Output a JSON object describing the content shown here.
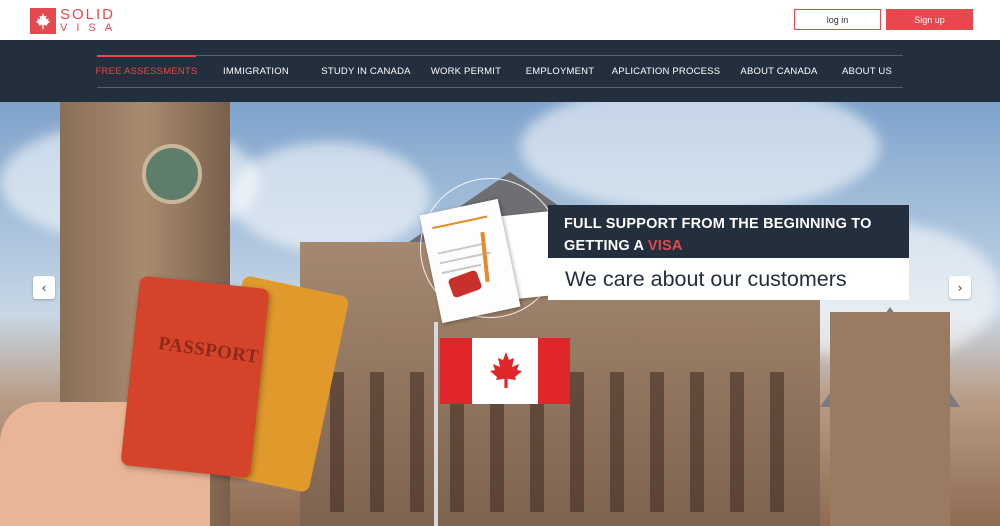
{
  "brand": {
    "name_line1": "SOLID",
    "name_line2": "VISA",
    "accent_color": "#e5484d",
    "logo_icon": "maple-leaf-icon"
  },
  "header": {
    "login_label": "log in",
    "signup_label": "Sign up"
  },
  "nav": {
    "items": [
      {
        "label": "FREE ASSESSMENTS",
        "active": true
      },
      {
        "label": "IMMIGRATION",
        "active": false
      },
      {
        "label": "STUDY IN CANADA",
        "active": false
      },
      {
        "label": "WORK PERMIT",
        "active": false
      },
      {
        "label": "EMPLOYMENT",
        "active": false
      },
      {
        "label": "APLICATION PROCESS",
        "active": false
      },
      {
        "label": "ABOUT CANADA",
        "active": false
      },
      {
        "label": "ABOUT US",
        "active": false
      }
    ],
    "background_color": "#232f3c"
  },
  "hero": {
    "headline_part1": "FULL SUPPORT FROM THE BEGINNING TO",
    "headline_part2": "GETTING A ",
    "headline_accent": "VISA",
    "subheadline": "We care about our customers",
    "passport_text": "PASSPORT",
    "prev_icon": "chevron-left-icon",
    "next_icon": "chevron-right-icon"
  }
}
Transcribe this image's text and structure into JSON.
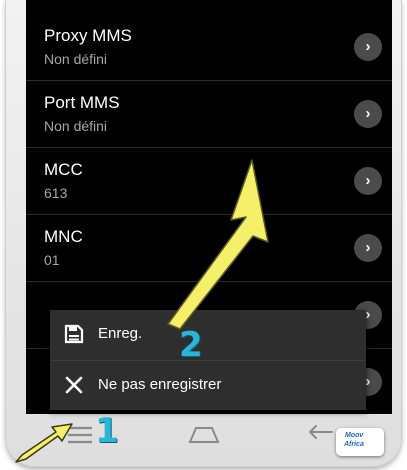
{
  "settings": {
    "rows": [
      {
        "title": "Proxy MMS",
        "value": "Non défini"
      },
      {
        "title": "Port MMS",
        "value": "Non défini"
      },
      {
        "title": "MCC",
        "value": "613"
      },
      {
        "title": "MNC",
        "value": "01"
      },
      {
        "title": "",
        "value": ""
      },
      {
        "title": "",
        "value": ""
      }
    ],
    "chevron_glyph": "›"
  },
  "popup_menu": {
    "save_label": "Enreg.",
    "discard_label": "Ne pas enregistrer"
  },
  "annotations": {
    "step_one": "1",
    "step_two": "2"
  },
  "logo": {
    "line1": "Moov",
    "line2": "Africa"
  },
  "colors": {
    "accent_orange": "#f0621f",
    "annotation_yellow": "#f5ef6a",
    "annotation_blue": "#29b6d9"
  }
}
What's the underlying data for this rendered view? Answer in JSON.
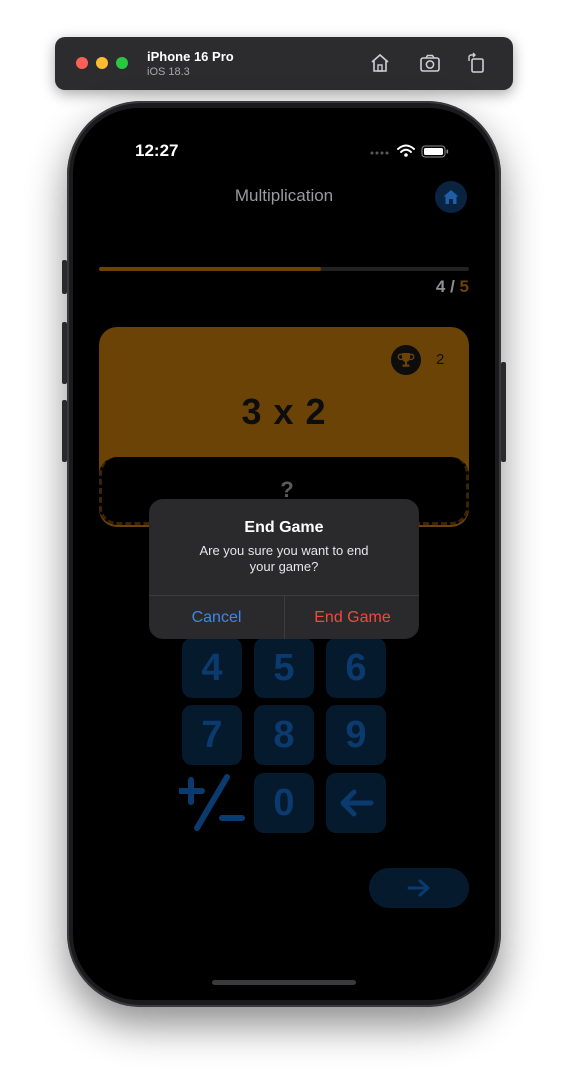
{
  "simulator": {
    "device_name": "iPhone 16 Pro",
    "os_version": "iOS 18.3",
    "icons": [
      "home-icon",
      "screenshot-icon",
      "rotate-icon"
    ]
  },
  "status_bar": {
    "time": "12:27"
  },
  "nav": {
    "title": "Multiplication",
    "home_icon": "house-icon"
  },
  "progress": {
    "current": "4",
    "separator": " / ",
    "total": "5",
    "fraction": 0.6
  },
  "card": {
    "score": "2",
    "question": "3 x 2",
    "answer_placeholder": "?"
  },
  "keypad": {
    "keys": [
      "4",
      "5",
      "6",
      "7",
      "8",
      "9",
      "+/−",
      "0",
      "←"
    ]
  },
  "alert": {
    "title": "End Game",
    "message": "Are you sure you want to end your game?",
    "cancel_label": "Cancel",
    "confirm_label": "End Game"
  },
  "colors": {
    "card": "#6b4306",
    "keypad_text": "#0a3a6e",
    "keypad_bg": "#061a2e",
    "cancel": "#3a87f0",
    "destructive": "#ef4a3e"
  }
}
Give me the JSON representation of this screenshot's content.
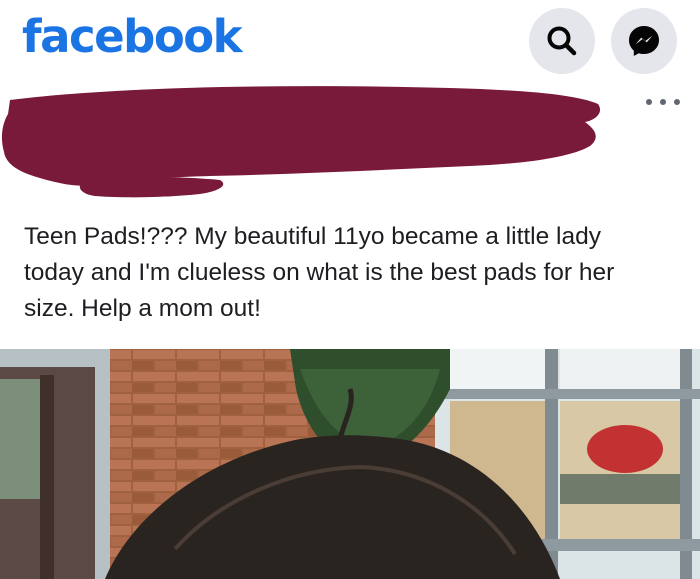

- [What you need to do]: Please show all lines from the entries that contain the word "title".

- [Result]:
        "title": "Proxy MMS",
        "title": "Port MMS",
        "title": "MCC",
        "title": "MNC",
        "title": "",
        "title": "",
    "title": "Multiplication",
    "title": "End Game",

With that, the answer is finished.